I wonder how hard it would be to make the jump from C++ to Python and/or Ruby on Rails.
You’ll get the basics quickly enough, but extensive C++ experience actively inhibits your ability to think in terms of dynamic OO as used in Ruby or even Python. The way you should think about “good” design is just that different. No matter what subset of C++ you’re used to (nobody uses the entirety; perhaps a few dozen people in the history of the language have fully understood the entirety), you’re used to playing by some fairly strictly-enforced, static rules about construction that simply don’t apply in the New Order of Things.
Obvious example: classes and interfaces. In C++, you define interfaces through classes with virtual (usually pure virtual) methods that you then implement in (often multiply-inherited) subclasses. Ruby, done properly, is different; there’s no equivalent, really, to C++’s pure virtual methods (thank
$DEITY); “duck typing” a) makes the “contract” between components much more casually fungible and b) encourages smaller, more atomic classes than you’d typically write in C++. It sounds simple and straightforward, and it is and you think you know all about it — until you’re a few years in and the light bulb finally flips on.
(source: 15+ years coding C++ on a daily basis, and coming up on 5 total years of equivalent Ruby and 2 years of Python experience.)
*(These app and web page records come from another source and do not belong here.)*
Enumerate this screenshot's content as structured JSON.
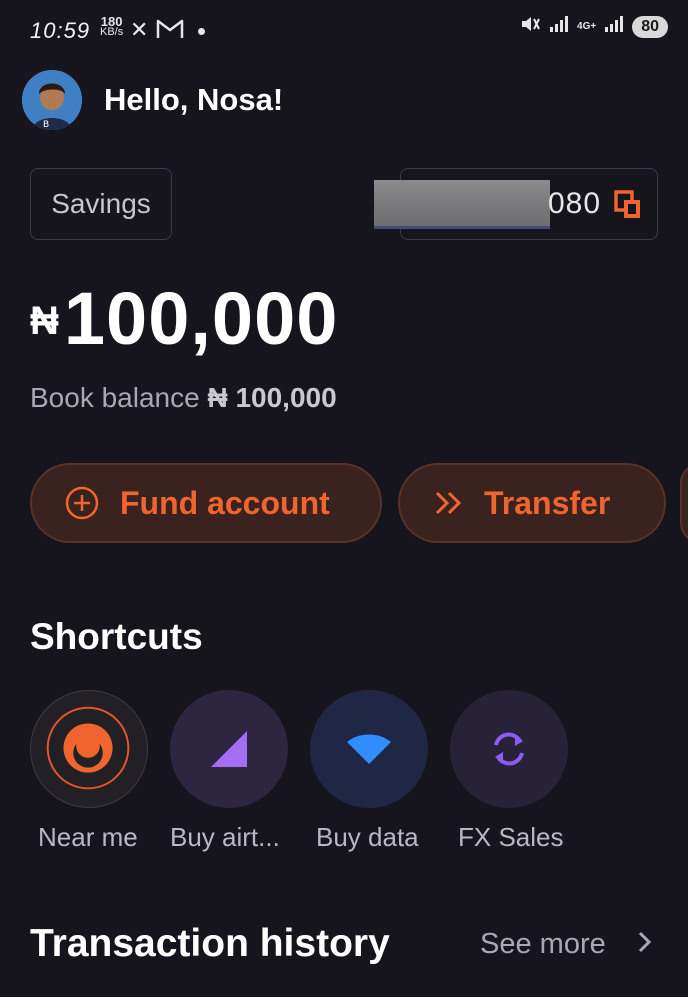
{
  "status_bar": {
    "time": "10:59",
    "net_speed": "180",
    "net_speed_unit": "KB/s",
    "net_type": "4G+",
    "battery": "80"
  },
  "header": {
    "greeting": "Hello, Nosa!"
  },
  "account": {
    "type": "Savings",
    "number_suffix": "080"
  },
  "balance": {
    "currency": "₦",
    "amount": "100,000",
    "book_label": "Book balance",
    "book_amount": "₦ 100,000"
  },
  "actions": {
    "fund_label": "Fund account",
    "transfer_label": "Transfer"
  },
  "shortcuts": {
    "title": "Shortcuts",
    "items": [
      {
        "label": "Near me",
        "icon": "near-me-icon"
      },
      {
        "label": "Buy airt...",
        "icon": "airtime-signal-icon"
      },
      {
        "label": "Buy data",
        "icon": "wifi-data-icon"
      },
      {
        "label": "FX Sales",
        "icon": "fx-exchange-icon"
      }
    ]
  },
  "transactions": {
    "title": "Transaction history",
    "see_more": "See more"
  },
  "colors": {
    "background": "#16151d",
    "accent": "#f0652f",
    "button_bg": "#3a221e"
  }
}
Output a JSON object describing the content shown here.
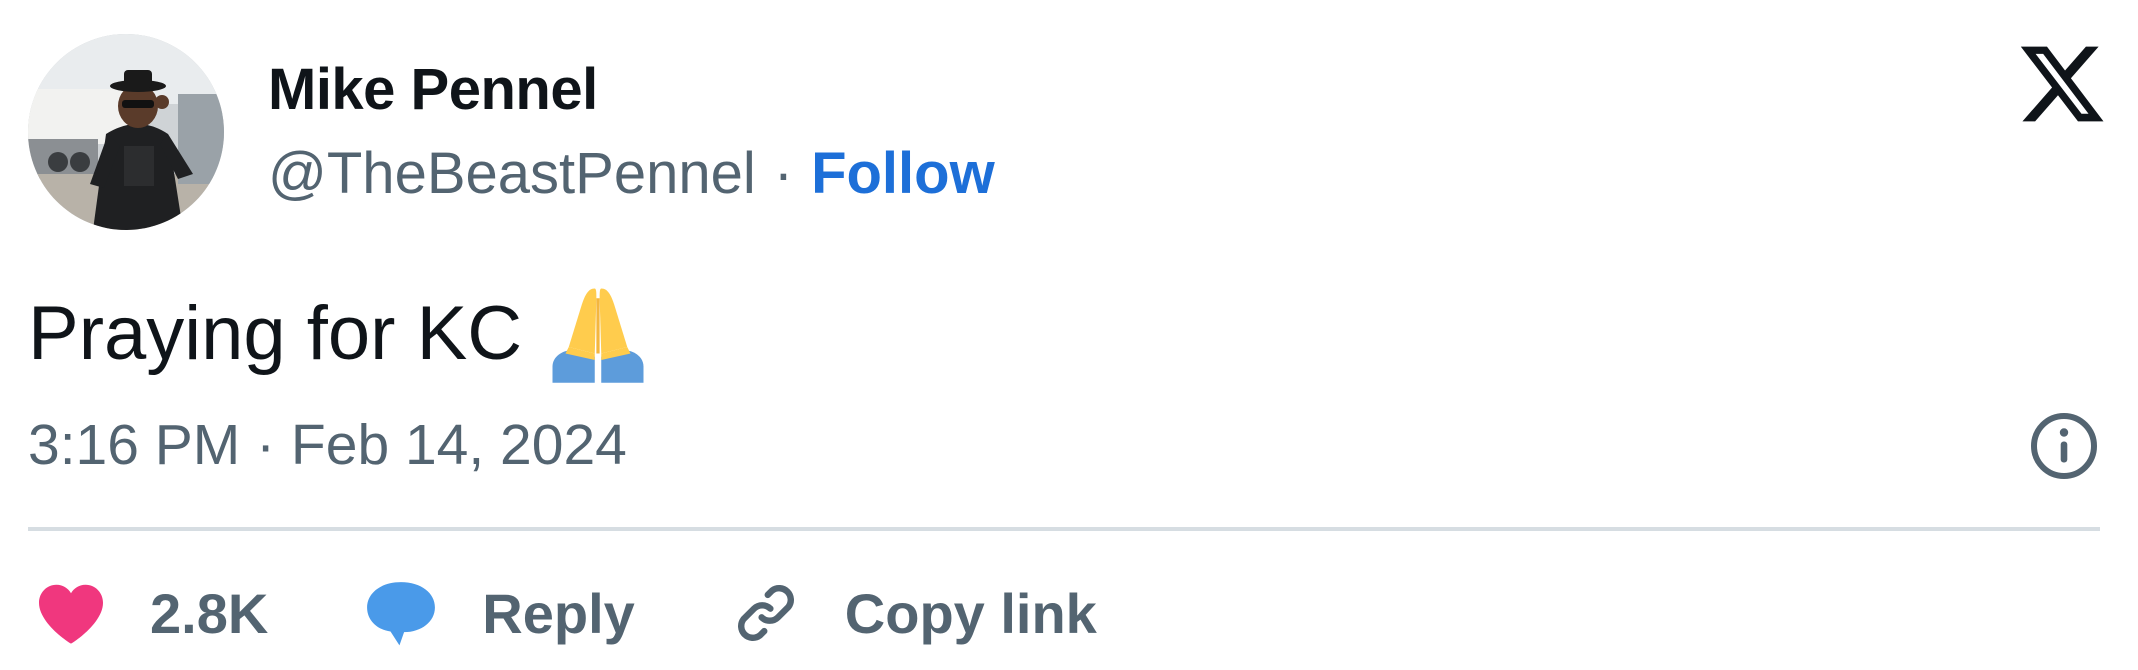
{
  "author": {
    "display_name": "Mike Pennel",
    "handle": "@TheBeastPennel",
    "separator": "·",
    "follow_label": "Follow"
  },
  "tweet": {
    "text": "Praying for KC",
    "emoji": "folded-hands",
    "timestamp": "3:16 PM · Feb 14, 2024"
  },
  "actions": {
    "like_count": "2.8K",
    "reply_label": "Reply",
    "copy_link_label": "Copy link"
  },
  "colors": {
    "link_blue": "#1d6fd8",
    "secondary_text": "#536471",
    "heart": "#f0377e",
    "reply_bubble": "#4a9ae9",
    "divider": "#d6dde2"
  },
  "icons": [
    "x-logo-icon",
    "info-icon",
    "heart-icon",
    "speech-bubble-icon",
    "link-icon"
  ]
}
YMMV. TIKOAR. IANALNDIPOOTV. LSMFT. And, for you Singaporeans, as always, terms and conditions apply*.